The impact of RALP and centralization on geographic access to care for prostate cancer has not been previously examined. In this study, the distance patients traveled to reach the treating hospital increased > 50% over the study period. This is consistent with previous work demonstrating that informal centralization results in increased patient travel.25
With market-driven centralization in the U.S., universal patient access is only a minor determinant of the geographic location of high volume centers. Consequently, the geographic distribution of high volume centers and robots is not necessarily optimized for patient travel and access to care. . While the absolute increase in median straight-line travel distance was only 3.7 miles, it is important to remember that straight-line distance underestimates actual road mileage by 20–40%.25, 28, 49
This increase in travel is particularly remarkable considering the study area is a densely populated region with extensive healthcare resources and relatively few rural counties. As a result, findings from this region likely underestimate the impact of centralization on patient travel burden nationwide.
In previous studies, we have demonstrated that patterns of centralization occurring in this region are similar to those seen nationwide.12, 25
Similarly, the uptake of robotics is not unique to this region, but is occurring nationally. . Still, trends in this region may not completely represent practice patterns across the country. For example, <10% of our study population lived in rural counties, so this study may underestimate the impact of centralization on travel distance and overestimate the availability of prostate cancer care for patients from more rural areas of the country.
Another major limitation of hospital discharge data is the lack of detailed case information. For example, while we examine the influence of robot acquisition, we do not know the proportion of prostatectomies at a hospital with a robot that are actually performed robotically. Additional information about the hospitals (i.e. teaching status, ownership, etc.) and the patients (i.e. comorbidity, cancer staging, etc.) would greatly enhance our analysis but were not available. In particular, without information on tumor stage, Gleason score, PSA, and other factors used to risk stratify cancer patients, we were not able to determine if the disease severity of patients treated with prostatectomy changed over time.
Similarly, we were not able to examine how centralization, the introduction of robotics, and travel influenced the relative frequency with which surgery, active surveillance, and radiation therapy were used to treat localized disease.

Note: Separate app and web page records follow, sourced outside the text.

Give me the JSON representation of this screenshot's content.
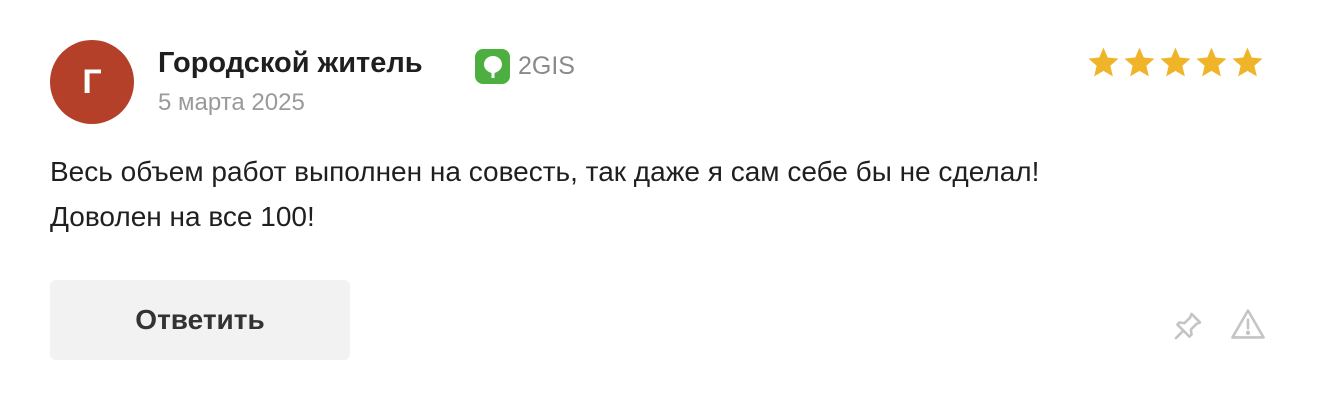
{
  "review": {
    "avatar_letter": "Г",
    "avatar_color": "#b5402a",
    "author": "Городской житель",
    "source": {
      "label": "2GIS",
      "icon": "2gis-logo-icon",
      "color": "#4caf3f"
    },
    "date": "5 марта 2025",
    "rating": 5,
    "rating_max": 5,
    "star_color": "#f0b429",
    "text_line1": "Весь объем работ выполнен на совесть, так даже я сам себе бы не сделал!",
    "text_line2": "Доволен на все 100!"
  },
  "actions": {
    "reply_label": "Ответить",
    "pin_icon": "pin-icon",
    "report_icon": "warning-icon"
  }
}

Prostate cancer differs from other cancers to the extent that surgical therapy is not the clear “gold standard,” but rather one among several equivalently appropriate treatment options. The vast majority of men diagnosed with prostate cancer in the U.S. during the study period had clinically localized disease.50
For these men, surgery, radiation therapy and, in some cases, active surveillance are all considered acceptable treatment options.51
The perception that RALP was associated with quicker recovery or fewer side effects may have led patients with indolent disease, who previously would have chosen active surveillance, to proceed with surgery. These behavioral economics issues are important and deserve attention in future studies.
Over the past decade, there has been widespread adoption of RALP and increasing centralization of prostate cancer surgery at high volume centers. These changes have had a major impact on patterns of care for prostate cancer. On a population-level, the number of radical prostatectomies performed has risen substantially, but the true impact on patient level outcomes is unknown. Future studies should focus on the impact of these trends on access to care and cost, in addition to cancer control and functional outcomes.